CALLING women who fancy themselves as budding movie-makers and are keen to have their work recognised – they are being invited, by CaribbeanTales International Film Festival, in partnership with Sisters Working in Film and Television (Swift), to participate in the inaugural CineFAM South Africa Short Film Challenge.
This challenge aims to create opportunities to garner international recognition and global distribution. It is to be presented at the Durban International Film Festival (DIFF) from July 13 to 23, and the Durban FilmMart (DFM) from July 14 to 17.
Swift is a newly formed organisation that aims to advance the participation of women in the South African audio-visual sector, points out festival publicist Sharlene Versfeld.
CaribbeanTales is a group of companies that produces, markets and sells Caribbean-themed film and television content for global audiences. It includes CaribbeanTales Inc, a registered charity based in Toronto, Canada; the CaribbeanTales International Film Festival (CTFF) which takes place annually in Toronto in September; and the renowned CaribbeanTales Incubator Programme, a development and production hub for original Caribbean content.
Also under the umbrella are CaribbeanTales Worldwide Distribution (CTWD), the largest full-service distribution entity dedicated to the monetisation of Caribbean content; CaribbeanTalesFlix, the group’s production arm, and CaribbeanTales-TV, a video-on-demand platform.

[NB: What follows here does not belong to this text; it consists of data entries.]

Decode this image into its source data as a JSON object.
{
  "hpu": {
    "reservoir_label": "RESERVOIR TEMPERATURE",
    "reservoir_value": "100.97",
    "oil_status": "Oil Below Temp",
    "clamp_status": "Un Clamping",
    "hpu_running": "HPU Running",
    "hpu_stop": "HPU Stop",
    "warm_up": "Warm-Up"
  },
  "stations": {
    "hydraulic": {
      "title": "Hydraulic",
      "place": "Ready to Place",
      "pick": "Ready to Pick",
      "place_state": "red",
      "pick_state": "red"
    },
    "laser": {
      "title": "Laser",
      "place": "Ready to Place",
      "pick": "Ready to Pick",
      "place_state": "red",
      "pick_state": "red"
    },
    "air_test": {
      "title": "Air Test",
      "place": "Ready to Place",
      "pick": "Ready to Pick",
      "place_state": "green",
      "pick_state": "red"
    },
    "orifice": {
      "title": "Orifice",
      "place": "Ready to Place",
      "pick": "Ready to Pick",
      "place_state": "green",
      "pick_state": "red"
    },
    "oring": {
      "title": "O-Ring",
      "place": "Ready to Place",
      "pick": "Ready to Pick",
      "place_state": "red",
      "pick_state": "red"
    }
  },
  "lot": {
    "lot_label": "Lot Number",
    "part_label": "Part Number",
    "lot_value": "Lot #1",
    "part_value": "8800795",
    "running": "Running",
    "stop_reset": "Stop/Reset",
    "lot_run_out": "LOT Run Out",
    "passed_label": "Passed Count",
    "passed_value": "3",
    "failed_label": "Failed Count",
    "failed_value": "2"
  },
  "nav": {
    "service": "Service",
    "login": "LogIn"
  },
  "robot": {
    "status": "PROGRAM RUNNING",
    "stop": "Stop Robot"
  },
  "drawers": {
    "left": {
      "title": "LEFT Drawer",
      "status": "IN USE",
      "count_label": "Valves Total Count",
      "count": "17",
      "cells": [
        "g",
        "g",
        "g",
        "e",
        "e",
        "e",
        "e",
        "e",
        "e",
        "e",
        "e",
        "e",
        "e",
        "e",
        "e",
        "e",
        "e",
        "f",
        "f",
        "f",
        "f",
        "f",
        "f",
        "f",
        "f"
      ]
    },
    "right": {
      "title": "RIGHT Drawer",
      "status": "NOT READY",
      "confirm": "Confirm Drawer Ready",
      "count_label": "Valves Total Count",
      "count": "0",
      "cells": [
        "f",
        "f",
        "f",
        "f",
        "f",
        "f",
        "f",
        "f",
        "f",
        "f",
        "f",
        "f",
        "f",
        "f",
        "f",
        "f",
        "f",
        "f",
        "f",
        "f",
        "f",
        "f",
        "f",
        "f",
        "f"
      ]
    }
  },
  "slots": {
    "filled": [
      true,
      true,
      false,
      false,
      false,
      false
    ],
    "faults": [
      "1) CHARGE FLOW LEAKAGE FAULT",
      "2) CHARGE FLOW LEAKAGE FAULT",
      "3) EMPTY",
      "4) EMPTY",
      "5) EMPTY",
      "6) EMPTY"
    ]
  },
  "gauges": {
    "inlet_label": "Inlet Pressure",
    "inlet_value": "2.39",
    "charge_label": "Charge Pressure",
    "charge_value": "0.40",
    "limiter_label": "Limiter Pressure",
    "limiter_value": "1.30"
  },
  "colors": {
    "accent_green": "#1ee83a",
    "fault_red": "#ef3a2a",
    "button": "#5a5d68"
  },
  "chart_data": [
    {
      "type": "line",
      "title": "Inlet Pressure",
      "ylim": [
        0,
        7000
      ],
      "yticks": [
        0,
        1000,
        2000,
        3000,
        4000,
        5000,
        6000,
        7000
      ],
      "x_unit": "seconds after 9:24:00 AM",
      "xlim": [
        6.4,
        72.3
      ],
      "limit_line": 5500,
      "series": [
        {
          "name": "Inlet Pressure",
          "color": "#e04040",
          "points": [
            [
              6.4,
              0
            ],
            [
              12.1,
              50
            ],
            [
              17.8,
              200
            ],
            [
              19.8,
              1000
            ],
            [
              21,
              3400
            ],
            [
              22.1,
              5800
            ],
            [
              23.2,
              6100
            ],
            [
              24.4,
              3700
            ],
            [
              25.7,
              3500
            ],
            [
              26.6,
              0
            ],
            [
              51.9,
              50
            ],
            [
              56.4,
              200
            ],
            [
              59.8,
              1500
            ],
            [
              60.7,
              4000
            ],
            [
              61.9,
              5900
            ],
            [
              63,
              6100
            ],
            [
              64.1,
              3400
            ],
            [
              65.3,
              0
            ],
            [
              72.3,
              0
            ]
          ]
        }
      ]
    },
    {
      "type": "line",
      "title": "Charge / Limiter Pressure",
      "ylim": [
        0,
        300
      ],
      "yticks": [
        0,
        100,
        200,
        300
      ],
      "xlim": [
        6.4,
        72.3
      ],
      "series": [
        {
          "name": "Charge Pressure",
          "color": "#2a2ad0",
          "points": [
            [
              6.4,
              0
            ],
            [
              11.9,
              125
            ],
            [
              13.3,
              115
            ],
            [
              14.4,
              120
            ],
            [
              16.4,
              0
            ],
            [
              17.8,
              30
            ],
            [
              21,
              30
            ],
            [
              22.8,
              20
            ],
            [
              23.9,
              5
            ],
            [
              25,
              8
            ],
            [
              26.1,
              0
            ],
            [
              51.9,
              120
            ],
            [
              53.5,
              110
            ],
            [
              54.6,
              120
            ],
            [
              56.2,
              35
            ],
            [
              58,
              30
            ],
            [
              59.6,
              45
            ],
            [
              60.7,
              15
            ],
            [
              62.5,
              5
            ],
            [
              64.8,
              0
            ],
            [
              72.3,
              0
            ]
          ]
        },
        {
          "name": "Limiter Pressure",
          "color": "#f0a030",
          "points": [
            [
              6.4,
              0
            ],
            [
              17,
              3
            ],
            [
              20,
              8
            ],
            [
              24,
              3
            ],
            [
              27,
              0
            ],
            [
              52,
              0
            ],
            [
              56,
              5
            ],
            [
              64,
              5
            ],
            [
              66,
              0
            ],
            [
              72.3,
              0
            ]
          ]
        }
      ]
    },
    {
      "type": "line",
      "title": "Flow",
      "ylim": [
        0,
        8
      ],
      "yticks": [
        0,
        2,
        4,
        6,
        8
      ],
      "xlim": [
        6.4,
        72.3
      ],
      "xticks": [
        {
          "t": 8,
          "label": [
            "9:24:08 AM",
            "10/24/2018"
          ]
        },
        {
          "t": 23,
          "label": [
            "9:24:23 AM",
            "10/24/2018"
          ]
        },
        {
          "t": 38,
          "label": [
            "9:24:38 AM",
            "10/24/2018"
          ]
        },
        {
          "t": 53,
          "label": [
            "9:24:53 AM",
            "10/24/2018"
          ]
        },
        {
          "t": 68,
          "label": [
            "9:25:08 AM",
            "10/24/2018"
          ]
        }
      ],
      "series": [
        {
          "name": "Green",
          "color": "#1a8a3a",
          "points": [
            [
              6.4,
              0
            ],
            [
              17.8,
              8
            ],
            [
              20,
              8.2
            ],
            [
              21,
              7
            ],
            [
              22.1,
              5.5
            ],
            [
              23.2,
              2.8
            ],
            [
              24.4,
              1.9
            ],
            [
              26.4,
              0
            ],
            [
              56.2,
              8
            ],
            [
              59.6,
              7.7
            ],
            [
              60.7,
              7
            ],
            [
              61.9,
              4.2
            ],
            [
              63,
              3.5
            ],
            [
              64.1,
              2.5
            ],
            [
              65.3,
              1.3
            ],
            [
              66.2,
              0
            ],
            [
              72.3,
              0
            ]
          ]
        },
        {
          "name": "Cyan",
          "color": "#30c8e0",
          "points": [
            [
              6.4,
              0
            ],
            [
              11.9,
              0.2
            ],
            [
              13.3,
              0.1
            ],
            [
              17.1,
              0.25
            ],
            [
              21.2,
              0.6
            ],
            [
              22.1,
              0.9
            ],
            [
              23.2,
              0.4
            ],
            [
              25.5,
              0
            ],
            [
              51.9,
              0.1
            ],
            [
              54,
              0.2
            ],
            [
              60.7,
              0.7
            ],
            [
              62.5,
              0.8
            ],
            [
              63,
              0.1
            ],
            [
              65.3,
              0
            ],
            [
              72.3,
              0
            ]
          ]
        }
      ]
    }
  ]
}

The CineFAM South Africa Short Film Challenge aims to create an opportunity for female South African filmmakers to collaborate and establish creative relationships that stimulate the growth of content made by women. The challenge also aims to connect South African filmmakers with those in the Diaspora as well as a global audience.
Swift will present a preparatory workshop on no-budget film-making at the Durban FilmMart from 12.30pm to 2pm on Monday, July 17, at the Tsogo Sun Maharani Hotel. This workshop will provide participants with useful tools for making a short film with constraints in time, budget and other resources. It is a free workshop and no booking is necessary.

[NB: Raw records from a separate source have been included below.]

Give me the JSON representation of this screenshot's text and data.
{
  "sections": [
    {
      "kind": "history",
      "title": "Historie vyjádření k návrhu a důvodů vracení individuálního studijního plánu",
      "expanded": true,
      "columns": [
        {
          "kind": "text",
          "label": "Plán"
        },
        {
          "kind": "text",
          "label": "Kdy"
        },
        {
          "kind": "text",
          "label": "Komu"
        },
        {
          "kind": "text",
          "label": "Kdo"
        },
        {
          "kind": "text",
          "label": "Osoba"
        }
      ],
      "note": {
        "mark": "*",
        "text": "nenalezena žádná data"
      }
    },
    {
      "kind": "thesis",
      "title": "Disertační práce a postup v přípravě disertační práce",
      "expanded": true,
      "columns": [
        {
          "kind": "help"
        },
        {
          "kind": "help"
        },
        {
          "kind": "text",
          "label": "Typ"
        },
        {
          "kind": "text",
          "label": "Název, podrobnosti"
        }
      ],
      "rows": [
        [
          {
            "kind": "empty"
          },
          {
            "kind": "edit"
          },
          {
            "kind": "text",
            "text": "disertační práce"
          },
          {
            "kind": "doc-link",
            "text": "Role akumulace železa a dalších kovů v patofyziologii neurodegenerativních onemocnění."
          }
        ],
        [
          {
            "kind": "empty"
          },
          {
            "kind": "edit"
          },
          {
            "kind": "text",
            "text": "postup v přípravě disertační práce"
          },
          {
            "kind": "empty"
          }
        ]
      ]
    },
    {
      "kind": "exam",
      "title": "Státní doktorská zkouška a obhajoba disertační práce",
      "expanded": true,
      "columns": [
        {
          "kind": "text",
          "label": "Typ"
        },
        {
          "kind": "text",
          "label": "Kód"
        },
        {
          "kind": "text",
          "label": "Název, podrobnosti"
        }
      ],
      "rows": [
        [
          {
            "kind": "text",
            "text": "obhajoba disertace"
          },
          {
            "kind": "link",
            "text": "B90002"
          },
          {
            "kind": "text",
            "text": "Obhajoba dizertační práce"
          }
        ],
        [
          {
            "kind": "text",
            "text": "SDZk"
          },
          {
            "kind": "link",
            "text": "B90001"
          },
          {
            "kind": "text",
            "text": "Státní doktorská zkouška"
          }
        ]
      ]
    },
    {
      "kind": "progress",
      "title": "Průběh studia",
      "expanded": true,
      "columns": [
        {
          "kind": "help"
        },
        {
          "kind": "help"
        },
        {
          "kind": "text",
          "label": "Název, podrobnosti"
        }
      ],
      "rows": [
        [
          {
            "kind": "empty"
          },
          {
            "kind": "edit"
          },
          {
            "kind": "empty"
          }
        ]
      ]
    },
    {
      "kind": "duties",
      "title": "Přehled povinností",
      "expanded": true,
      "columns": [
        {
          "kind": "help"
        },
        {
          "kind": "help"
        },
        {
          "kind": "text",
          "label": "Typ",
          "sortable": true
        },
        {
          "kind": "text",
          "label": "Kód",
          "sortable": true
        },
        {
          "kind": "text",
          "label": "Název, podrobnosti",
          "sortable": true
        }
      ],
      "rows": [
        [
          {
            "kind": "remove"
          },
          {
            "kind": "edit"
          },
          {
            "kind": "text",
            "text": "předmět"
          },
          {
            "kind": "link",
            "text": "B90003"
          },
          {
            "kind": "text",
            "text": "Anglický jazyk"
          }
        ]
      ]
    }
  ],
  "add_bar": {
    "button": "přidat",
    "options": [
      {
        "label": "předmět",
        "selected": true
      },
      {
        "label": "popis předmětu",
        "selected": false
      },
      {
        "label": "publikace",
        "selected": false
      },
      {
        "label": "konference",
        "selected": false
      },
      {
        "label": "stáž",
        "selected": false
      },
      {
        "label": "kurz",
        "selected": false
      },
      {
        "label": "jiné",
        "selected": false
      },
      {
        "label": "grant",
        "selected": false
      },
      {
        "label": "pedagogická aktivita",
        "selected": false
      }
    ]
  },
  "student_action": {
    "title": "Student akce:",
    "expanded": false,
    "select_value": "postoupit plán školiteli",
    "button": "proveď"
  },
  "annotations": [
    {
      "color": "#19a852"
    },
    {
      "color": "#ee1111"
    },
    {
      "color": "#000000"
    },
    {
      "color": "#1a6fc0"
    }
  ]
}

Following the workshop – which is not mandatory to enter the challenge – the CineFAM South Africa Short Film Challenge will take place from July 19 to July and will be open to teams with the roles of writer, director and producers filled by women and queer filmmakers from South Africa.

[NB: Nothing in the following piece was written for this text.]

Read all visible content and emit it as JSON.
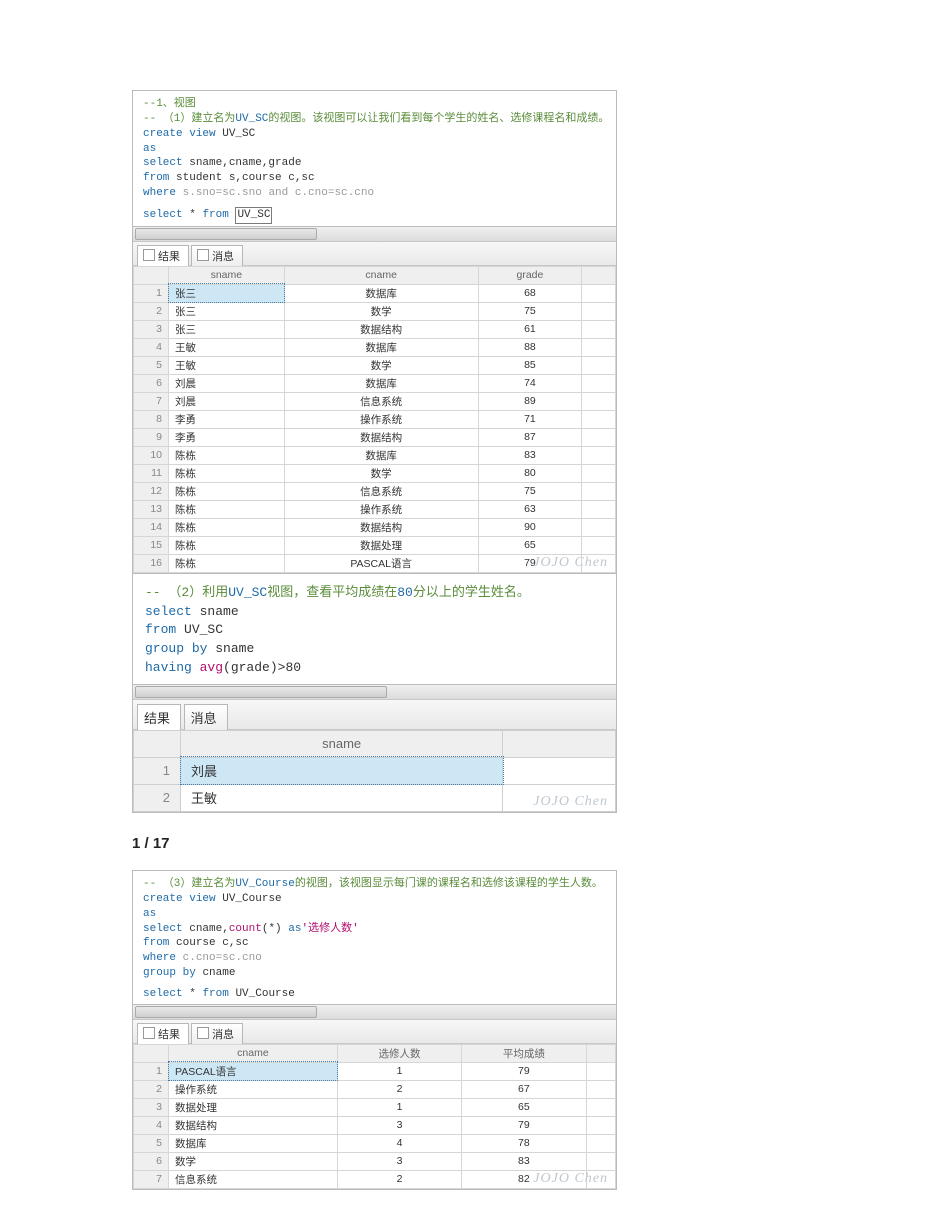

The theme from the challenge will be announced on July 18 on the CaribbeanTales website www.caribbeantales-tv.com and the teams will have five days to write, shoot and edit a film of no longer than five minutes. Entering teams need to feature female identifying crew in the key positions of writer, director and producer.
Completed films must be uploaded by no later than midnight on Sunday, July 23, on the CaribbeanTales website. Teams unable to upload the films for submission, from their own internet connections, should contact firstname.lastname@example.org on the first day of the challenge to make arrangements for submission.
A shortlist of up to 10 short films will be selected and posted on the CaribbeanTales website for online voting. The challenge will recognise three winning films, including best story, best direction and audience choice.
Two of these films will be given their world premiere screening at the CaribbeanTales International Film Festival and all will be given the opportunity to acquire distribution by CTWD.
“We are very excited to be collaborating with both Swift and Caribbean Tales on this initiative and hope it will lay the foundation for more cooperation between filmmakers on the continent and those from the Diaspora,” says Toni Monty of the Durban FilmMart.
“South Africa is a natural partner to CaribbeanTales, and we are thrilled by the opportunity to provide a platform for women filmmakers. CineFAM, meaning ‘films by women’ in Haitian Creole, is a global initiative of ours through which we spotlight to crucial voices of women in film. We couldn’t be more delighted to continually expand the horizons for the kind of stories that we can tell,” says Frances-Anne Solomon, founder and CEO of CaribbeanTales.
Speaking on behalf of Swift, Sara Blecher says: “Short films are brilliant ways that filmmakers and their projects can get noticed. There are countless examples of how short films are precursors for feature films. We hope that through this process, women filmmakers are driven to create work that will start a process of getting recognition, attention and support to further develop their body of work.”
“We are delighted that this new programme to encourage South African filmmakers to take the short film challenge during the festival focuses on women in line with the Women Led Film theme for this year’s festival,” says Chipo Zhou, DIFF manager.
“We look forward to seeing the creative results and perhaps seeing some of these films in our festival in the future.”